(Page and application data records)

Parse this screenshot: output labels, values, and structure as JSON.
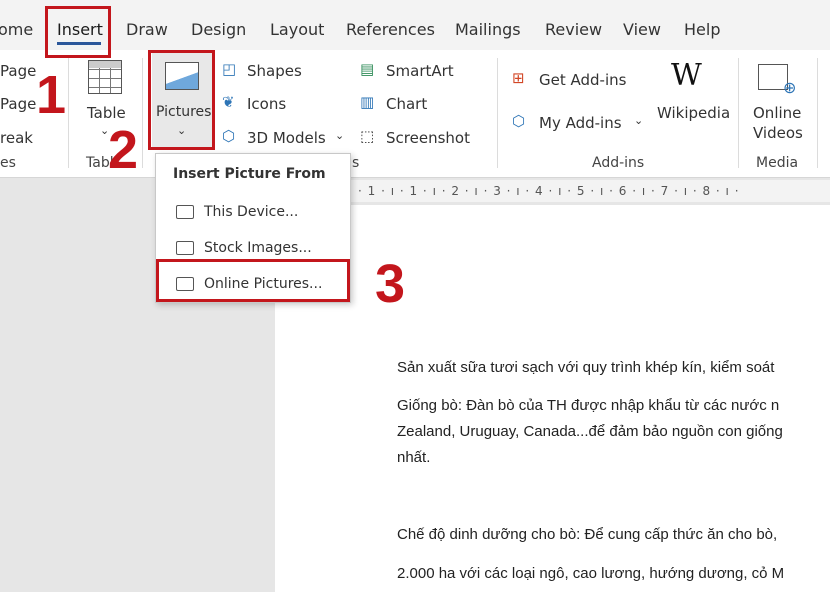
{
  "tabs": [
    "ome",
    "Insert",
    "Draw",
    "Design",
    "Layout",
    "References",
    "Mailings",
    "Review",
    "View",
    "Help"
  ],
  "active_tab": "Insert",
  "ribbon": {
    "pages": {
      "items": [
        "Page",
        "Page",
        "reak"
      ],
      "group": "es"
    },
    "table": {
      "label": "Table",
      "group": "Tabl"
    },
    "pictures": {
      "label": "Pictures"
    },
    "illustrations": {
      "items": [
        "Shapes",
        "Icons",
        "3D Models"
      ],
      "items2": [
        "SmartArt",
        "Chart",
        "Screenshot"
      ],
      "group": "s"
    },
    "addins": {
      "items": [
        "Get Add-ins",
        "My Add-ins"
      ],
      "wikipedia": "Wikipedia",
      "group": "Add-ins"
    },
    "media": {
      "label1": "Online",
      "label2": "Videos",
      "group": "Media"
    }
  },
  "ruler": "· 1 · ı · 1 · ı · 2 · ı · 3 · ı · 4 · ı · 5 · ı · 6 · ı · 7 · ı · 8 · ı ·",
  "menu": {
    "title": "Insert Picture From",
    "items": [
      "This Device...",
      "Stock Images...",
      "Online Pictures..."
    ]
  },
  "steps": [
    "1",
    "2",
    "3"
  ],
  "accent": "#c3161c",
  "document": {
    "paragraphs": [
      "Sản xuất sữa tươi sạch với quy trình khép kín, kiểm soát",
      "Giống bò: Đàn bò của TH được nhập khẩu từ các nước n",
      "Zealand, Uruguay, Canada...để đảm bảo nguồn con giống",
      "nhất.",
      "Chế độ dinh dưỡng cho bò: Để cung cấp thức ăn cho bò,",
      "2.000 ha với các loại ngô, cao lương, hướng dương, cỏ M"
    ]
  }
}
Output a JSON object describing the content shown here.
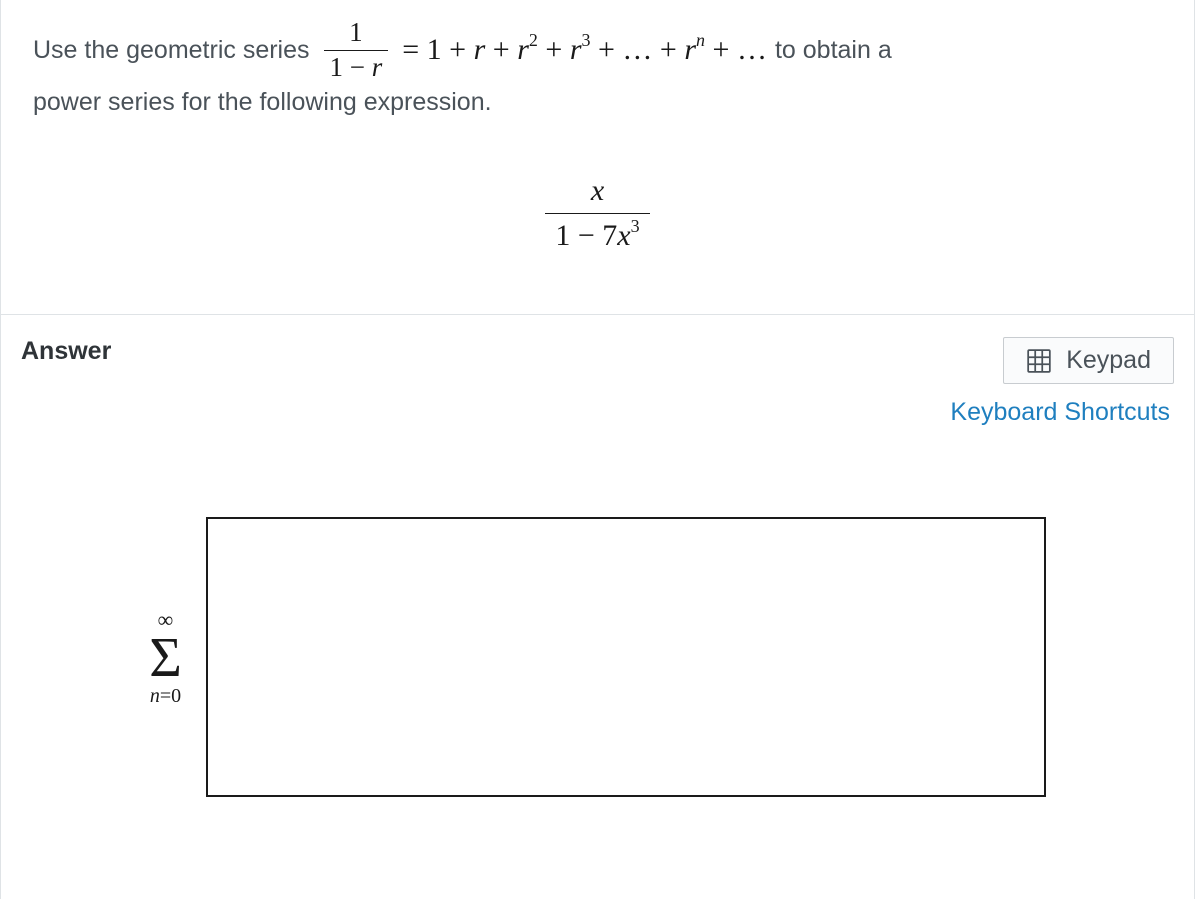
{
  "question": {
    "prefix": "Use the geometric series",
    "frac_num": "1",
    "frac_den_left": "1 − ",
    "frac_den_var": "r",
    "equals": " = 1 + ",
    "series_r": "r",
    "plus1": " + ",
    "series_r2_base": "r",
    "series_r2_exp": "2",
    "plus2": " + ",
    "series_r3_base": "r",
    "series_r3_exp": "3",
    "plus3": " + … + ",
    "series_rn_base": "r",
    "series_rn_exp": "n",
    "plus4": " + …",
    "suffix": " to obtain a",
    "line2": "power series for the following expression.",
    "expr_num": "x",
    "expr_den_left": "1 − 7",
    "expr_den_var": "x",
    "expr_den_exp": "3"
  },
  "answer": {
    "label": "Answer",
    "keypad_label": "Keypad",
    "shortcuts_label": "Keyboard Shortcuts",
    "sigma_top": "∞",
    "sigma_symbol": "Σ",
    "sigma_bottom_var": "n",
    "sigma_bottom_rest": "=0",
    "input_value": ""
  }
}
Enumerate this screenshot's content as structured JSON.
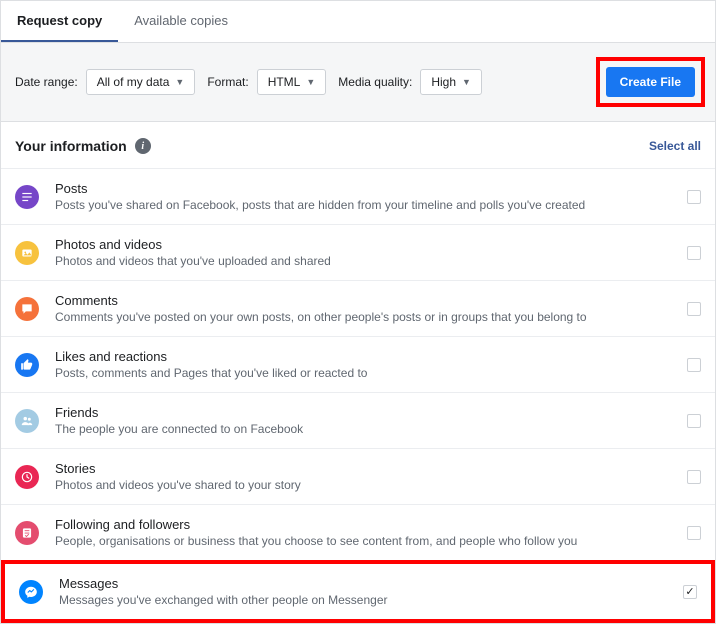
{
  "tabs": {
    "request": "Request copy",
    "available": "Available copies"
  },
  "controls": {
    "dateRangeLabel": "Date range:",
    "dateRangeValue": "All of my data",
    "formatLabel": "Format:",
    "formatValue": "HTML",
    "qualityLabel": "Media quality:",
    "qualityValue": "High",
    "createFile": "Create File"
  },
  "section": {
    "title": "Your information",
    "selectAll": "Select all"
  },
  "items": [
    {
      "title": "Posts",
      "desc": "Posts you've shared on Facebook, posts that are hidden from your timeline and polls you've created",
      "color": "#7646c8",
      "icon": "posts-icon",
      "checked": false
    },
    {
      "title": "Photos and videos",
      "desc": "Photos and videos that you've uploaded and shared",
      "color": "#f7c23e",
      "icon": "photos-icon",
      "checked": false
    },
    {
      "title": "Comments",
      "desc": "Comments you've posted on your own posts, on other people's posts or in groups that you belong to",
      "color": "#f5723b",
      "icon": "comments-icon",
      "checked": false
    },
    {
      "title": "Likes and reactions",
      "desc": "Posts, comments and Pages that you've liked or reacted to",
      "color": "#1877f2",
      "icon": "likes-icon",
      "checked": false
    },
    {
      "title": "Friends",
      "desc": "The people you are connected to on Facebook",
      "color": "#a3cbe3",
      "icon": "friends-icon",
      "checked": false
    },
    {
      "title": "Stories",
      "desc": "Photos and videos you've shared to your story",
      "color": "#e92754",
      "icon": "stories-icon",
      "checked": false
    },
    {
      "title": "Following and followers",
      "desc": "People, organisations or business that you choose to see content from, and people who follow you",
      "color": "#e44d6f",
      "icon": "following-icon",
      "checked": false
    },
    {
      "title": "Messages",
      "desc": "Messages you've exchanged with other people on Messenger",
      "color": "#0084ff",
      "icon": "messages-icon",
      "checked": true
    }
  ]
}
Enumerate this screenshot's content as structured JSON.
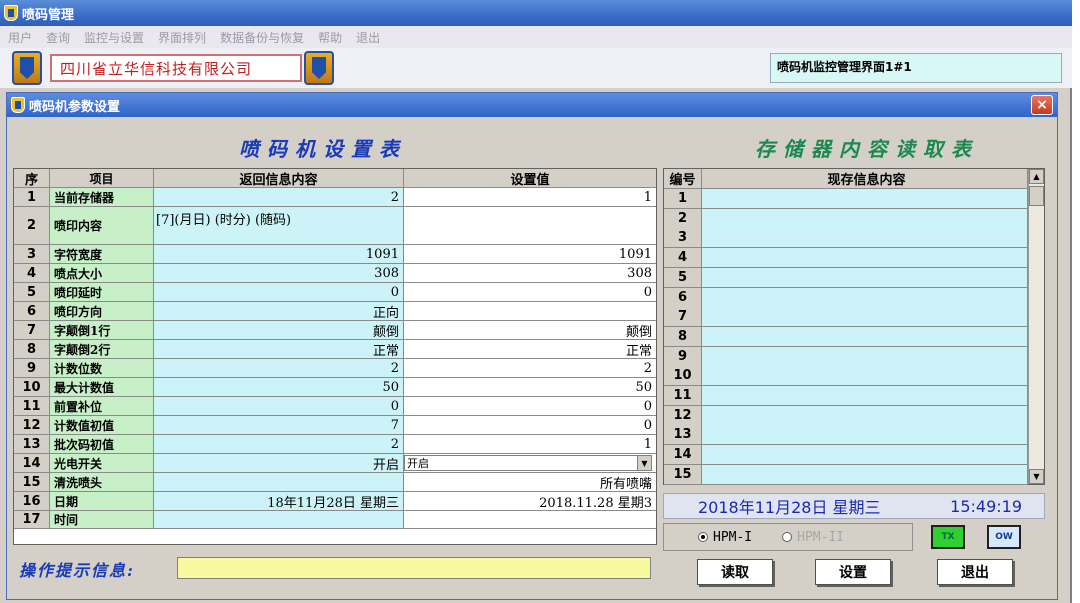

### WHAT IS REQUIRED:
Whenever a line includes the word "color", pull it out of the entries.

### EXERCISE SOLUTION:
      "color": "#7646c8",
      "color": "#f7c23e",
      "color": "#f5723b",
      "color": "#1877f2",
      "color": "#a3cbe3",
      "color": "#e92754",
      "color": "#e44d6f",
      "color": "#0084ff",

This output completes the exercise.